Use of cards not on the list, especially SanDisk Ultra cards, will greatly increase your chance of trouble with your setup. Some SD cards have the same product name as the cards on the list but are an older version that only have a U1 rating. Make sure your SD card has a U3 rating. Underperforming SD cards can prevent proper functioning of your GoPro camera's features.
For standard reliable operation, you need to use a U3 rated card which has a minimum of 30 MB/s read and write speed.
Just insert your SD card into your PC, select the drive and hit start.
If you get a read/write speed of less than 30 MB/s, you will need a new card.

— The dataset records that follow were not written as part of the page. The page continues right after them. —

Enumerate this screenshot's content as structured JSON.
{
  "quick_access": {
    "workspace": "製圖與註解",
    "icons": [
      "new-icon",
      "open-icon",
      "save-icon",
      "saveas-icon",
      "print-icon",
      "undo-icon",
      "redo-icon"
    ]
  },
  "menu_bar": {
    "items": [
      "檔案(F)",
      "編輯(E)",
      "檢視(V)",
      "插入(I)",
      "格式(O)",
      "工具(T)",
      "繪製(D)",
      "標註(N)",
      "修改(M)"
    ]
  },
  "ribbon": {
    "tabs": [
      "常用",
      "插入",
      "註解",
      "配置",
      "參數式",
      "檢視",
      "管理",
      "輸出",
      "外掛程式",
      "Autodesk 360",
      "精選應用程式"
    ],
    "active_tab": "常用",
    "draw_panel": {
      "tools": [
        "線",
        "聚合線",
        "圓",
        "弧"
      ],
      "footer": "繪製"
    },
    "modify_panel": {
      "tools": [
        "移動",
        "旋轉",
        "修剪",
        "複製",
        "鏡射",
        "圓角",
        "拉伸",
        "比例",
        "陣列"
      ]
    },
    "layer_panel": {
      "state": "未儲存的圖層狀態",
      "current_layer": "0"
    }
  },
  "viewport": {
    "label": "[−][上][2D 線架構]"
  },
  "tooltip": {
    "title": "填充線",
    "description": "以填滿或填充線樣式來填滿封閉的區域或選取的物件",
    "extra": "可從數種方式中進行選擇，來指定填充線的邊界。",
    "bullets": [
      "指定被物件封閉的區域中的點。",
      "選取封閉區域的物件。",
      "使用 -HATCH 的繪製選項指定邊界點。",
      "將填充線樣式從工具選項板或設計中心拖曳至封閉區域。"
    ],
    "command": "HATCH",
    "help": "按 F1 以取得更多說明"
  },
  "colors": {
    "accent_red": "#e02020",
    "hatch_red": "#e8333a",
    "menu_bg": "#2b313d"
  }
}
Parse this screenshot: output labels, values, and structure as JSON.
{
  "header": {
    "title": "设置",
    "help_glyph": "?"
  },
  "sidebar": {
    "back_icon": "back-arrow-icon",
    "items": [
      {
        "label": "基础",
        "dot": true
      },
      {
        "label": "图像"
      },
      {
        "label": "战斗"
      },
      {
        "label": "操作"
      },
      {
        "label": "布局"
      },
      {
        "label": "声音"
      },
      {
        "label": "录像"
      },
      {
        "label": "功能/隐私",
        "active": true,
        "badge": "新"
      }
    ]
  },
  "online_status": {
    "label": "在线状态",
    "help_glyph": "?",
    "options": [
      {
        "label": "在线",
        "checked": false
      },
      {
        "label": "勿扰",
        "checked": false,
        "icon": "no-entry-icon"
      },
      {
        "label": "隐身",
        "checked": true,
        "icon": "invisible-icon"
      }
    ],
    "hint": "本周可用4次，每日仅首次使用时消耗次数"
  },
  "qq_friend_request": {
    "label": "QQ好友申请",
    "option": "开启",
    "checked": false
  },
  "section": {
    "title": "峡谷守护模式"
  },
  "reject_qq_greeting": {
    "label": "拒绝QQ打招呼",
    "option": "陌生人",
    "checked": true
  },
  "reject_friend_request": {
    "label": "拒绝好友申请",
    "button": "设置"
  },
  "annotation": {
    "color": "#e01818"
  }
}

Note, some virus checkers may state this is a risky file - we can confirm this file has no issues.
The SD Association has two UHS Speed Classes, UHS Speed Class 1 and UHS Speed Class 3. UHS Speed Class 1 supports a minimum 10MB/s write speed, whereas UHS Speed Class 3 supports a minimum 30MB/s write speed. The UHS Speed Class is denoted by either a 1 or 3 inside of a U symbol.
As a rule of thumb, 4K-capable camcorders will usually require at least a UHS Speed Class 3 (U3) rated SD card.
Note that the "UHS Speed Class" is different from the "UHS Bus Speed". UHS Bus Speed is denoted by a roman numeral I, II, or III to indicate the theoretical maximum read and write speeds. However, unlike the UHS Speed Class, these are not sustained speeds. While the minimum speeds are very important for the device to properly operate, the maximum speeds should not affect the operation of the GoPro but may decrease the time needed to download the footage off the SD card.